with a blade or straight bit- and it then *is* a matter of choice to
either go straight from the saw to glue-up or to joint the edges
first. It's a matter of confidence in your ability to accurately cut
the material the first time. If you need to cut oversize then sneak
up on the final dimension, there is nothing inherantly wrong with
that- but it certainly does not give you an elevated place to stand
where you can laugh at others.
Sure you can. Anyone who has worked in a wood shop, or even a decent
construction outfit, is bound to have used more than a few tools they
don't personally own. I've used a number of panel saws, for instance-
but I couldn't justify the cost to buy one for at home. You can
believe it or not, and I don't care which- but every shop I've worked
in has had a jointer.... on a mobile base, and shoved into the corner
where it sits untouched for years at a time. Don't get me wrong,
they have their uses- but they're not as indispensible as you make
them out to be.
Weren't you the guy using precision measurement tools to set up your
saw? You should have a glue ready cut easily using a rig like that.
No need to fix perfect, right?
HomeOwnersHub.com is a website for homeowners and building and maintenance pros. It is not affiliated with any of the manufacturers or service providers discussed here.

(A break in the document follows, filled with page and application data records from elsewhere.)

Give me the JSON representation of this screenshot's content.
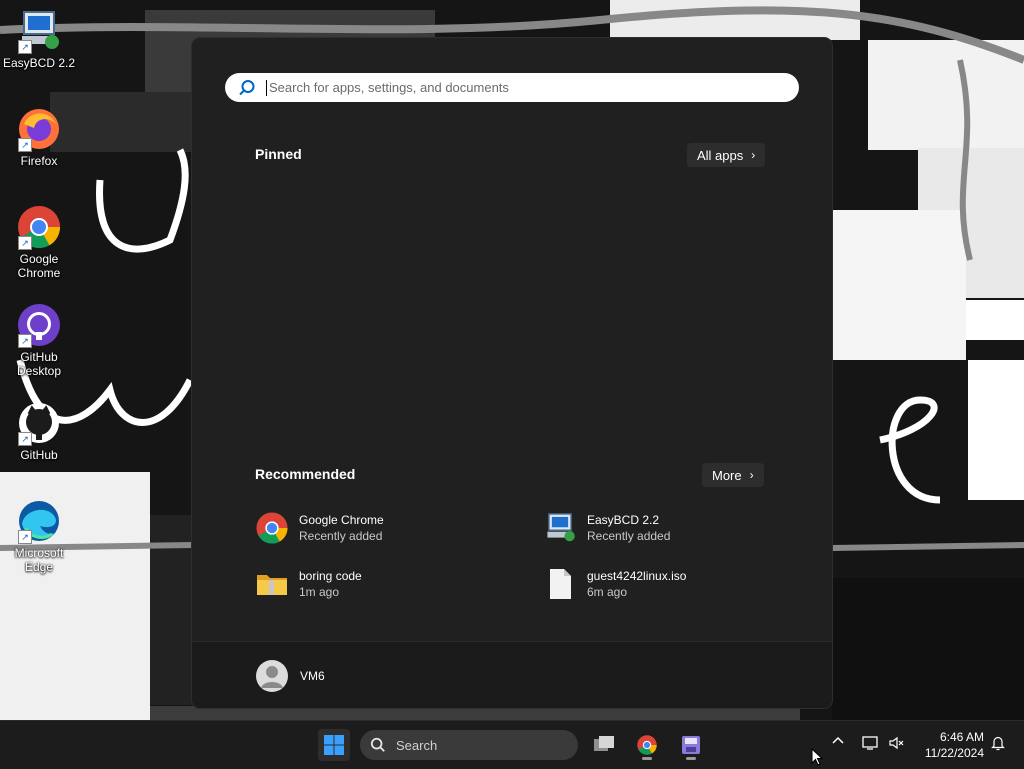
{
  "desktop": {
    "icons": [
      {
        "label": "EasyBCD 2.2",
        "icon": "easybcd-icon"
      },
      {
        "label": "Firefox",
        "icon": "firefox-icon"
      },
      {
        "label": "Google Chrome",
        "icon": "chrome-icon"
      },
      {
        "label": "GitHub Desktop",
        "icon": "github-desktop-icon"
      },
      {
        "label": "GitHub",
        "icon": "github-icon"
      },
      {
        "label": "Microsoft Edge",
        "icon": "edge-icon"
      }
    ]
  },
  "start_menu": {
    "search_placeholder": "Search for apps, settings, and documents",
    "pinned_title": "Pinned",
    "all_apps_label": "All apps",
    "recommended_title": "Recommended",
    "more_label": "More",
    "recommended": [
      {
        "name": "Google Chrome",
        "sub": "Recently added",
        "icon": "chrome-icon"
      },
      {
        "name": "EasyBCD 2.2",
        "sub": "Recently added",
        "icon": "easybcd-icon"
      },
      {
        "name": "boring code",
        "sub": "1m ago",
        "icon": "folder-icon"
      },
      {
        "name": "guest4242linux.iso",
        "sub": "6m ago",
        "icon": "file-icon"
      }
    ],
    "user_name": "VM6"
  },
  "taskbar": {
    "search_label": "Search",
    "time": "6:46 AM",
    "date": "11/22/2024"
  },
  "colors": {
    "start_bg": "#202020",
    "taskbar_bg": "#1c1c1c",
    "accent": "#0078d4",
    "windows_logo": "#3aa0ff"
  }
}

All logos and trade names are the property of their respective owners.